There is incessant debate about it: have theists or atheists historically caused more suffering and death? When you add up the numbers, opposing Stalin with Torquemada, the Chinese Revolution with the Crusades, have atheists or theists killed more, tortured more? And was Hitler a theist or an atheist, anyway?
Here’s a better question: who cares?
Suppose Hitler was an atheist. Suppose Stalin tortured and killed more people than all of the theists put together. What implications follow for atheism as a whole? None: few atheists are even remotely like Hitler or Stalin. Suppose Hitler was a theist. Suppose the Crusades resulted in more suffering and death of innocents than the actions of all atheists combined. What follows for theism as a whole? Nothing: the majority of theists are nothing like Hitler and despise the Crusade mentality.
Theists and atheists who spend their time trying to denounce the other side by arguing that “tyrant W was an atheist,” “racist murderer X was a theist,” “insidious philosophy Y presumes there is no God,” or “destructive dogma Z is based on the Bible,” are typically engaging in a classic act of bigotry: the demonization of an entire class of highly varied people on the basis of the actions of a few extremists.

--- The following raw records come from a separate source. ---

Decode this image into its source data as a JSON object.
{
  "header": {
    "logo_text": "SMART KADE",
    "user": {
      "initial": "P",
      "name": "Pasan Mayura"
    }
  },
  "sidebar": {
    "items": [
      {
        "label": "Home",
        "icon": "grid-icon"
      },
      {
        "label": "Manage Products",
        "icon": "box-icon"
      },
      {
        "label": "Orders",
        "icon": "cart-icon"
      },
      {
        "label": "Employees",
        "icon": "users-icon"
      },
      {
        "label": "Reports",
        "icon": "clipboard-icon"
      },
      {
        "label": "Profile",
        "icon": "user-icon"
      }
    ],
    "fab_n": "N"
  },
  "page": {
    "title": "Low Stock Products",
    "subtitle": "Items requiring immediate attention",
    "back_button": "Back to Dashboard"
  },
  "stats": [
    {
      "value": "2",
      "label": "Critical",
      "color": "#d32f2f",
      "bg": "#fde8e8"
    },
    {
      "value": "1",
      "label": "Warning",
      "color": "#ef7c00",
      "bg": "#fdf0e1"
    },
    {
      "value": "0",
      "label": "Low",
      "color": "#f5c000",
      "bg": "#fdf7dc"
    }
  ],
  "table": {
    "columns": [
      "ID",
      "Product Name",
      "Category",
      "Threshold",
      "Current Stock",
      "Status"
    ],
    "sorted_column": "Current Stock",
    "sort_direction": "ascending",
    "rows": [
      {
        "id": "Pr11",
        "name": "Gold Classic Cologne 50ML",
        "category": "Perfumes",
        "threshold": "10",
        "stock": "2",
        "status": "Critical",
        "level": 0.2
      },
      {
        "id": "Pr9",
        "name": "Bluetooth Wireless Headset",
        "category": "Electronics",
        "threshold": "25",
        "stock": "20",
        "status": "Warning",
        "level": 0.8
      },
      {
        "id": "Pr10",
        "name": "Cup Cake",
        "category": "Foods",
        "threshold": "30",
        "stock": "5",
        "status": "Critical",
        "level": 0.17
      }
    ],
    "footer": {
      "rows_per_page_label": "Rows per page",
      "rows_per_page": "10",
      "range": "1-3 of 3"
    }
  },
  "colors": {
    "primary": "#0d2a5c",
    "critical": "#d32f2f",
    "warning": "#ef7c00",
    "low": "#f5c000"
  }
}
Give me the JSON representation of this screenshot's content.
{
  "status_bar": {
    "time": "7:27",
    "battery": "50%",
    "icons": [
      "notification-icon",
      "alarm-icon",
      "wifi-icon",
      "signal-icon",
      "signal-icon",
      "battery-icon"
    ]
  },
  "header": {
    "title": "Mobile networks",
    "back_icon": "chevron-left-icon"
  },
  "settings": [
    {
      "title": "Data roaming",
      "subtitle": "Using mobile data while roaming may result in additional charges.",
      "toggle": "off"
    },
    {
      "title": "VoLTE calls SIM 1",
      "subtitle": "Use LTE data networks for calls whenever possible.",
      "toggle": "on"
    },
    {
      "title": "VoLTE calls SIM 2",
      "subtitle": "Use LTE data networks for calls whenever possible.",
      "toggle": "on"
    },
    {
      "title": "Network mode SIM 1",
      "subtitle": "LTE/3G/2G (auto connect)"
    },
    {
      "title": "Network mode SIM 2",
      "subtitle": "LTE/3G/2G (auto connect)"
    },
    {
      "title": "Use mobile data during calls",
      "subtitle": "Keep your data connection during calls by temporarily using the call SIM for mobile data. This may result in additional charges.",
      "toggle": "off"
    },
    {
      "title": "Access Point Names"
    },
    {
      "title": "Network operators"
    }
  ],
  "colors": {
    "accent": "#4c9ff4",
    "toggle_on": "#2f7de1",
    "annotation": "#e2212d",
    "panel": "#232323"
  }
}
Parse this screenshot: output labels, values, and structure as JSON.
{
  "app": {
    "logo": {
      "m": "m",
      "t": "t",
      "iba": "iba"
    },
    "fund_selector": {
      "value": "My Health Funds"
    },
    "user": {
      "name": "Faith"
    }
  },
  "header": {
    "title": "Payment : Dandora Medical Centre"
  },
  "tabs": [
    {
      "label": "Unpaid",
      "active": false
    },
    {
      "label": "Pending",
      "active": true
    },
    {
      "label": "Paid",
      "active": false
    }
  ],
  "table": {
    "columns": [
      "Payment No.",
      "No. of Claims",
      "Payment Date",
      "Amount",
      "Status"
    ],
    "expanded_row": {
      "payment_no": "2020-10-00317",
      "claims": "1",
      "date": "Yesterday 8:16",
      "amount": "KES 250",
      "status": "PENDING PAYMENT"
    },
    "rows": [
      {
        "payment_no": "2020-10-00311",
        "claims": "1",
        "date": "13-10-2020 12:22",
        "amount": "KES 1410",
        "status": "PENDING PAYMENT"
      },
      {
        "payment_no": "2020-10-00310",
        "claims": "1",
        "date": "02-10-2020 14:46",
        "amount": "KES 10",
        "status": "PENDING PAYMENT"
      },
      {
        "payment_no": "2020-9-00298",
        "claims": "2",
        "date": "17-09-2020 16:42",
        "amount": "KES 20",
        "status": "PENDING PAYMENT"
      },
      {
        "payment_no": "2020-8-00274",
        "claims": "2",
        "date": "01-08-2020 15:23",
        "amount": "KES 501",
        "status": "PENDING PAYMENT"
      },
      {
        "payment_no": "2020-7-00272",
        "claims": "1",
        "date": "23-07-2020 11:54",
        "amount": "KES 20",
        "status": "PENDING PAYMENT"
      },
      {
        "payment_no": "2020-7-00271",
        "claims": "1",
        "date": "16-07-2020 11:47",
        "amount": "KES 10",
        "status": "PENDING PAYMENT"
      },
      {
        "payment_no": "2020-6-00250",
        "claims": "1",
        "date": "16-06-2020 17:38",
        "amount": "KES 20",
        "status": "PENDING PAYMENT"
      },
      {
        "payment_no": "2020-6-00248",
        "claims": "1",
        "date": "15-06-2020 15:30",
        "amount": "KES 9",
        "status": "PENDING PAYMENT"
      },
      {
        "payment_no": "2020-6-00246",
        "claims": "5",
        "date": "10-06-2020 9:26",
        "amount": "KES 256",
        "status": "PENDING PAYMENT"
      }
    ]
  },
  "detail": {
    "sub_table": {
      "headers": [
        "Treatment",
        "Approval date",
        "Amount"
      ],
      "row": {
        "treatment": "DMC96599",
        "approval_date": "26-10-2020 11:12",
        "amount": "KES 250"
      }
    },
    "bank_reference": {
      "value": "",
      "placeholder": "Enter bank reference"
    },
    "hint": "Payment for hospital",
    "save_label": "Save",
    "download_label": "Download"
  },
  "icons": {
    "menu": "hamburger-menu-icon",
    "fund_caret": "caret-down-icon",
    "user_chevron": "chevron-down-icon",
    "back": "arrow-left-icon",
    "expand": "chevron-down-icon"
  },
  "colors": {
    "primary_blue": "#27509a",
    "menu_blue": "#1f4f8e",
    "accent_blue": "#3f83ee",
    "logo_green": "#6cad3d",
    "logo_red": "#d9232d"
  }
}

In the process, they insult and polarize the good people on each side, and trivialize the comparatively minor, yet still dangerous, elements within.
Those theists who consider atheism the root of all evil should consider: would they rather have in power an atheistic secular humanist, who is “for the defense of basic human rights, including the right to protect life, liberty, and the pursuit of happiness,” (A Secular Humanist Declaration) or would they prefer to have in charge a theist like The Order’s Glenn Miller, who once wrote:

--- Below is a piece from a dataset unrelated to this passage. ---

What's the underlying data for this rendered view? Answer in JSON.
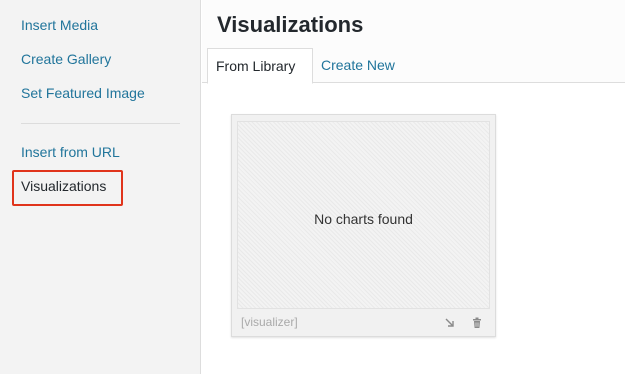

All 5,000 White Patriots are now honor bound and duty bound to pick up the sword and do battle against the forces of evil. Swear you’ll not put down your sword until total victory is ours. Yahweh will fill your hearts with courage and strength and confidence…Let the blood of our enemies flood the streets, rivers, and fields of the nation, in Holy vengeance and justice… The Jews are our main enemies… They are truly the children of Satan. Throw off the chain which bind us to the satanic, Jewish controlled and ruled federal government. The following point system for Aryan warriors of the Order [for each kill]: Niggers (1), White race traitors (10), Judges (50), Morris Seligman Dees [chief trial council for the Southern Poverty Law Center] (888). Let the battle axes swing smoothly and the bullets whiz true. (As quoted in Dees 1997:100-101)
Similar considerations apply for atheists. Ought an atheist really choose an atheistic latter-day Stalin, who would gladly initiate a bloodbath if he could, over a theistic pacifist who would rule with a gentle and tolerant hand?

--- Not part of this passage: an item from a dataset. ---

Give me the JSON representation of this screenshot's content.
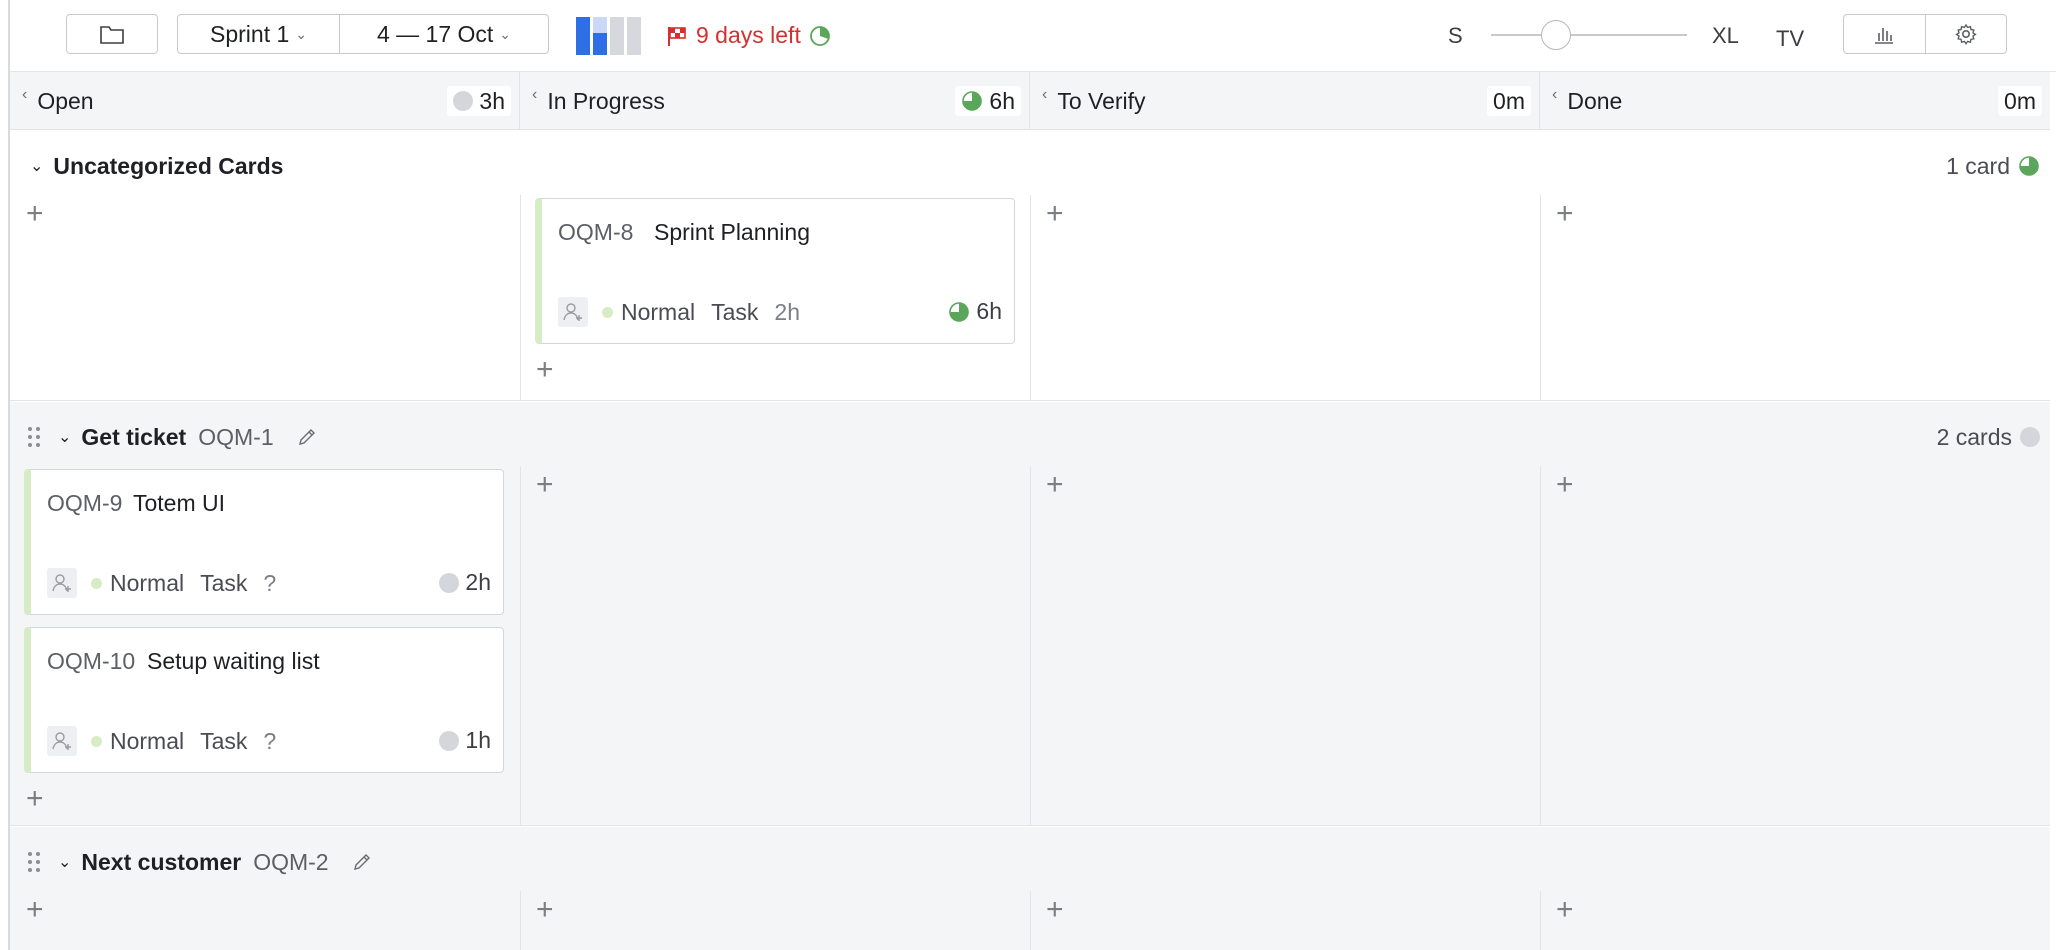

Is theism or atheism inherently dangerous? No. Both are consistent with intolerance and violence, but neither one has intolerance and violence as a “logical conclusion.” There are those who embrace hate and violence for religious reasons, and those who embrace them for secular reasons. Likewise, there are those who reject hate and violence for religious reasons, and those who reject them for secular reasons. And in fact, the vast majority of theists and atheists share common basic moral attitudes towards their fellow men and women.
We need to transcend the divisive rhetoric set forth by radical theists and atheists, those who would condemn the entirety of religion or secularism on the basis of the actions of a few in the past, present, or future. We need to acknowledge the common moral ground that most theists and atheists in fact share today, and band together against our common enemies, the small, extremist, insidious elements that exist on both sides of the fence. We may disagree with one another about what is true, and to some extent about what is good, but most of us can, and need to, stand together against bigotry, intolerance, and violence.
So, was Hitler an atheist or a theist? As long as he wasn’t typical of either side, I could care less what he was.
I wrote this article in 1999. I don’t remember whether I actually believed at the time that there were “few” religious extremists, or whether I was just saying that few are as extreme as the worst representatives atheists tend to point to. Either way, I should clarify that my current position is the latter. I have come to appreciate that quite large numbers of folk in most religions have extreme views in the sense that they have a horrible vision for society, and that they even delight, inwardly or outwardly, in the murder of those who don’t share it. But I still think it is clear that the number who actually will themselves go out and murder someone is quite small compared to the number who will not. And yes, I do suspect that roughly the same considerations will apply to atheists, if one takes global stock of us.
M. Dees. 1997. Gathering Storm: America’s Militia Threat. New York: HarperPerennial.